Exercise description:
Check the listing that follows and work out how many lines include "your". The reply is that number alone.

****************

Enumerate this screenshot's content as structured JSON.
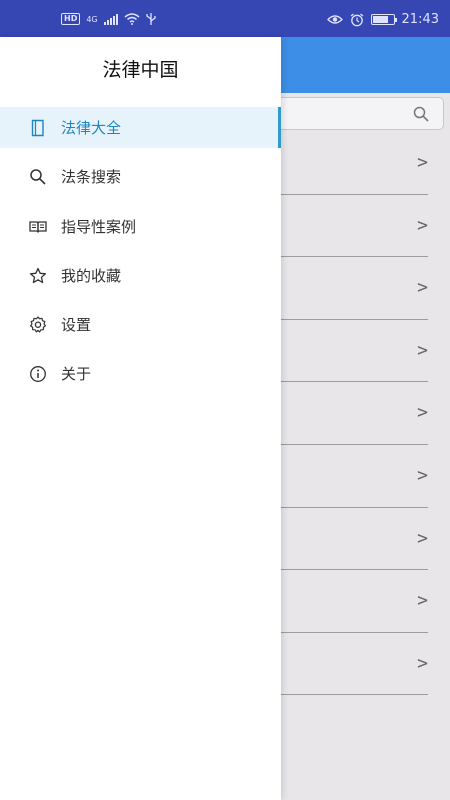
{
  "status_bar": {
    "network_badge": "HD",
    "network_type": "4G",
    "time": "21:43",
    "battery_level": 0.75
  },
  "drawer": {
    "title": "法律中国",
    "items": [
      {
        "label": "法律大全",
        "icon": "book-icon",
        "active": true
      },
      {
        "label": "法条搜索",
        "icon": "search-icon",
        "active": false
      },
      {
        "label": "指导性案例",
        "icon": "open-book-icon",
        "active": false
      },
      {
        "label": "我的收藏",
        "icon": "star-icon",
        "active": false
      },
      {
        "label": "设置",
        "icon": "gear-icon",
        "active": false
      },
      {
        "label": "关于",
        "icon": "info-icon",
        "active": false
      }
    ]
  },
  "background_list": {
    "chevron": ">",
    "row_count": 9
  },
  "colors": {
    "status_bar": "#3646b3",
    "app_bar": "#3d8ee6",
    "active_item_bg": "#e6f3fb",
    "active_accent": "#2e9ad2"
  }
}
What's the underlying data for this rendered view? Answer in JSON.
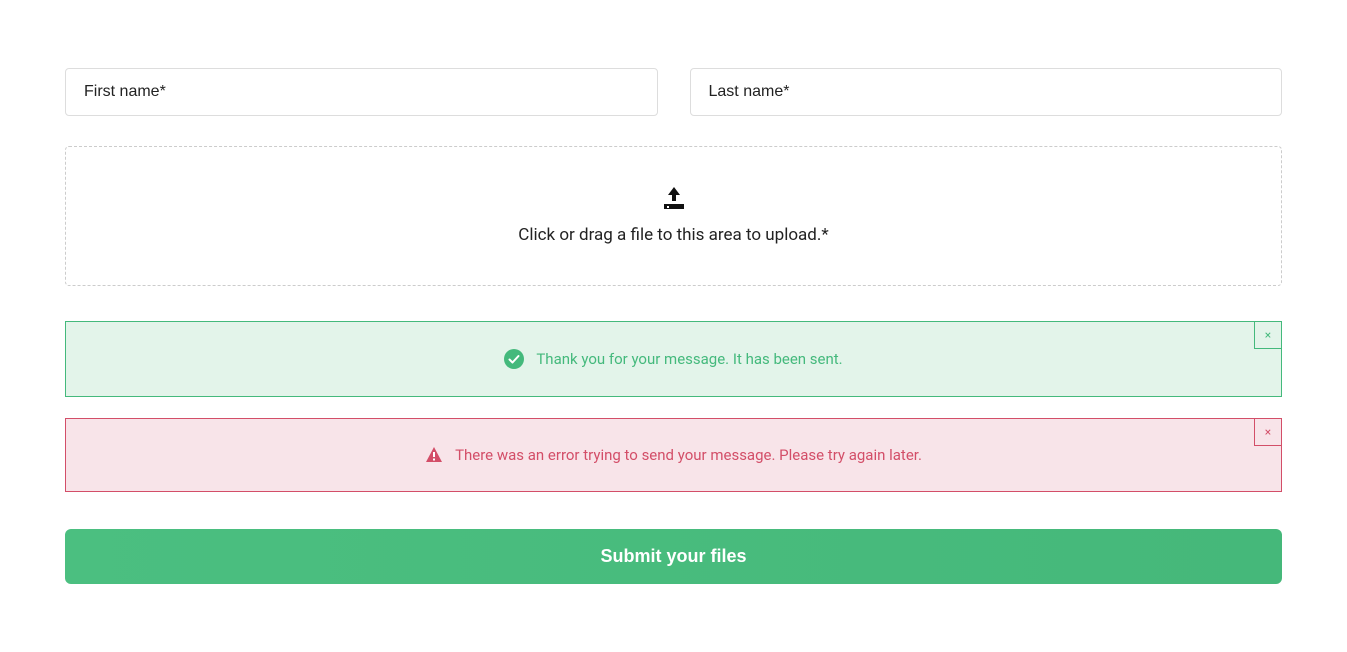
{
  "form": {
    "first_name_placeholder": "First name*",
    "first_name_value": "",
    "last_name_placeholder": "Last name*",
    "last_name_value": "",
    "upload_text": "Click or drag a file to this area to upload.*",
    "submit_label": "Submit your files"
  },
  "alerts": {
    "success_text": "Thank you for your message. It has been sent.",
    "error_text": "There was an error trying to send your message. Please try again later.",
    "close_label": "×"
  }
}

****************

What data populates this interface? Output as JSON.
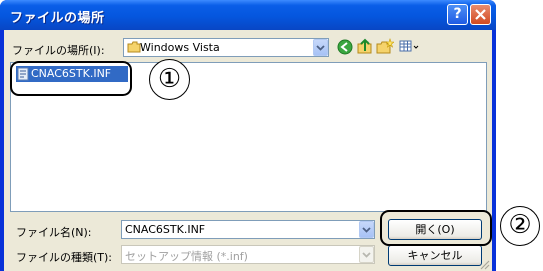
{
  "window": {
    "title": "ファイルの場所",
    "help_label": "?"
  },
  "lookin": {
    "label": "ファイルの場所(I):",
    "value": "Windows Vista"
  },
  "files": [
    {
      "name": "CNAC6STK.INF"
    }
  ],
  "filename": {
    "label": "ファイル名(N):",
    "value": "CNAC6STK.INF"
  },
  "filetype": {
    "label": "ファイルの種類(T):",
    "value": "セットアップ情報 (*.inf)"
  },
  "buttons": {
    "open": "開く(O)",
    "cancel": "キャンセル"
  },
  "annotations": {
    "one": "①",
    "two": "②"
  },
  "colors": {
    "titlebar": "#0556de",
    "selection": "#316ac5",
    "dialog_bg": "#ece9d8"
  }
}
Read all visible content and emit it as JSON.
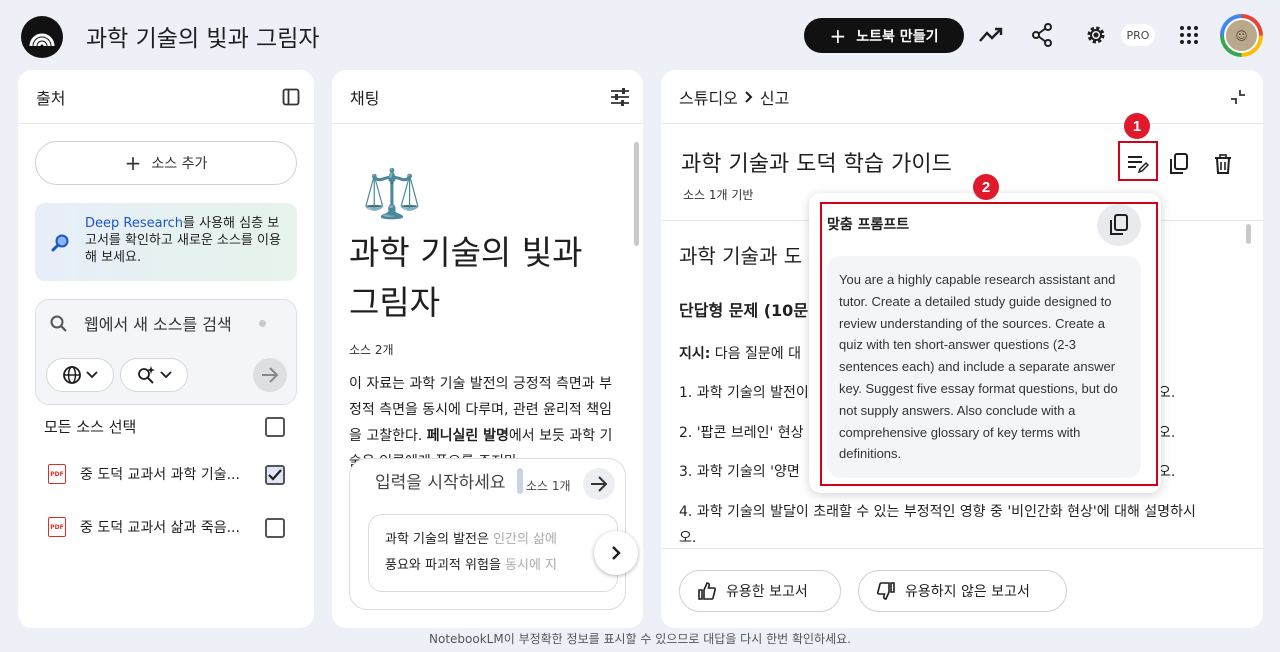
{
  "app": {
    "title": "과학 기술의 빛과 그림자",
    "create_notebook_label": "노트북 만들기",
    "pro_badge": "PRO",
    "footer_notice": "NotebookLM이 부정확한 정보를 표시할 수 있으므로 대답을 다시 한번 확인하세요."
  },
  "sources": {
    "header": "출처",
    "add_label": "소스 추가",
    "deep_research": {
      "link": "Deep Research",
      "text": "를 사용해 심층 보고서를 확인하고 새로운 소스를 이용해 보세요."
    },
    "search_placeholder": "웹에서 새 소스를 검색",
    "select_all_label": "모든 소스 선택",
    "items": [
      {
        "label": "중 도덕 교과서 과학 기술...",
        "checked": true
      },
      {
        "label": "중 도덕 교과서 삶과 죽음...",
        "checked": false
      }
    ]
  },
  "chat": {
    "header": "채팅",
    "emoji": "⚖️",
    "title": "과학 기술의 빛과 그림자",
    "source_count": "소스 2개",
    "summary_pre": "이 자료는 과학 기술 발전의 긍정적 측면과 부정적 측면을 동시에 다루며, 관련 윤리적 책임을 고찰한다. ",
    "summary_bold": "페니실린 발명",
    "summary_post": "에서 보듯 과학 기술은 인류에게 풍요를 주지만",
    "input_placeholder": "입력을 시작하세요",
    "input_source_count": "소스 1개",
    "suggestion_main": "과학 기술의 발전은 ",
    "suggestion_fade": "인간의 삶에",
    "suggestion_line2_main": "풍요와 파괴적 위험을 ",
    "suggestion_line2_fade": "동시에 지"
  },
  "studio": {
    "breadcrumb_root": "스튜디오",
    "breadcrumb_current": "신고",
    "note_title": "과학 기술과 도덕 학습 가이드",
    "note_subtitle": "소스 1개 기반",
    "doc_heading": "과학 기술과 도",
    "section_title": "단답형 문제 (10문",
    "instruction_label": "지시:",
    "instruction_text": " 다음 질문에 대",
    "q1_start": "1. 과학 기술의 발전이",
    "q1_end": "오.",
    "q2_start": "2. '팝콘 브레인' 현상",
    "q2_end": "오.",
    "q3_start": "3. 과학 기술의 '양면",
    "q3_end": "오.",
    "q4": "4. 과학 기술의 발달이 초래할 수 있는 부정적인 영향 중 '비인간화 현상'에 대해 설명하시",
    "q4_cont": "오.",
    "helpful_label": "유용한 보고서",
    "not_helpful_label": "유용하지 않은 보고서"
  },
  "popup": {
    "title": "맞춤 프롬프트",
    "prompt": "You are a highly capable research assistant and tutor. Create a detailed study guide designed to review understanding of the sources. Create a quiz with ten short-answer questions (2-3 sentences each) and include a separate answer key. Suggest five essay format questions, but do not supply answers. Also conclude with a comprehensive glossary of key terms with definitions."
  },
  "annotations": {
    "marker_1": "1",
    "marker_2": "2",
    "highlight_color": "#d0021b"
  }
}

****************

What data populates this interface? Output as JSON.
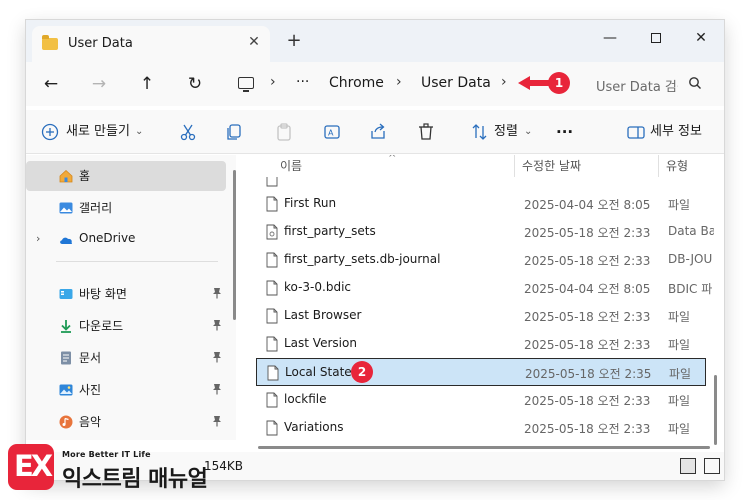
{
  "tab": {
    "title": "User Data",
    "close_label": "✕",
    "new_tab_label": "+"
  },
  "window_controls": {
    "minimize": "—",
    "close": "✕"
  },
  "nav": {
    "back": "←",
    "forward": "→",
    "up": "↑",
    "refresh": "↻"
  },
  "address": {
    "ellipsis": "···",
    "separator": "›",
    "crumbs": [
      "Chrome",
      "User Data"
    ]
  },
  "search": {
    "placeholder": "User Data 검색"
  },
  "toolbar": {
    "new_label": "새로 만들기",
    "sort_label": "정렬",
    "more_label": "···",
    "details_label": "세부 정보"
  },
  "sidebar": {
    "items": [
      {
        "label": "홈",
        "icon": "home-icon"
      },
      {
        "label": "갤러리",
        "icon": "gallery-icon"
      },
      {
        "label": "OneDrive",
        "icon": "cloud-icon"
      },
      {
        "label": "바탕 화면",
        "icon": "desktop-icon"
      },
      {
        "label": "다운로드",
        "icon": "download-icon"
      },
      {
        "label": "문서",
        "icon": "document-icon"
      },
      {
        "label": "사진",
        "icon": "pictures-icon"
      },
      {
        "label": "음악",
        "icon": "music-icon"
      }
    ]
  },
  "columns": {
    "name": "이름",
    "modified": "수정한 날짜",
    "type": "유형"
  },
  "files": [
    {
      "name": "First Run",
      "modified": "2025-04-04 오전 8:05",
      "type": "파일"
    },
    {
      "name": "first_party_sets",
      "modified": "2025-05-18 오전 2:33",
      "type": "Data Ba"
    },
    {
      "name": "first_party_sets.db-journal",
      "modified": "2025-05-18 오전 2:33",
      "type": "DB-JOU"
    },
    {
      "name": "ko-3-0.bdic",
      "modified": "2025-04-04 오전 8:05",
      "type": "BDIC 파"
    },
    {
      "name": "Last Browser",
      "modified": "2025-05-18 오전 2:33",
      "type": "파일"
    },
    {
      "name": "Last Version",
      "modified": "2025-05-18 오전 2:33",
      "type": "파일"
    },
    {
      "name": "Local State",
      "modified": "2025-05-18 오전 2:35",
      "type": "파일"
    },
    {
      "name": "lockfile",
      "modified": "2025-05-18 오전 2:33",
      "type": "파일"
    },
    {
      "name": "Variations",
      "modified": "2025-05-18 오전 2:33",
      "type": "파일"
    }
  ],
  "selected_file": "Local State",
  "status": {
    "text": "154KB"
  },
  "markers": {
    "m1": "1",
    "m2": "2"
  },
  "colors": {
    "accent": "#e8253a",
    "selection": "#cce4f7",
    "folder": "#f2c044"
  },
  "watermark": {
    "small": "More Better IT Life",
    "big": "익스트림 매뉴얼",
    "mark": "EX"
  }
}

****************

Response to this exercise:
3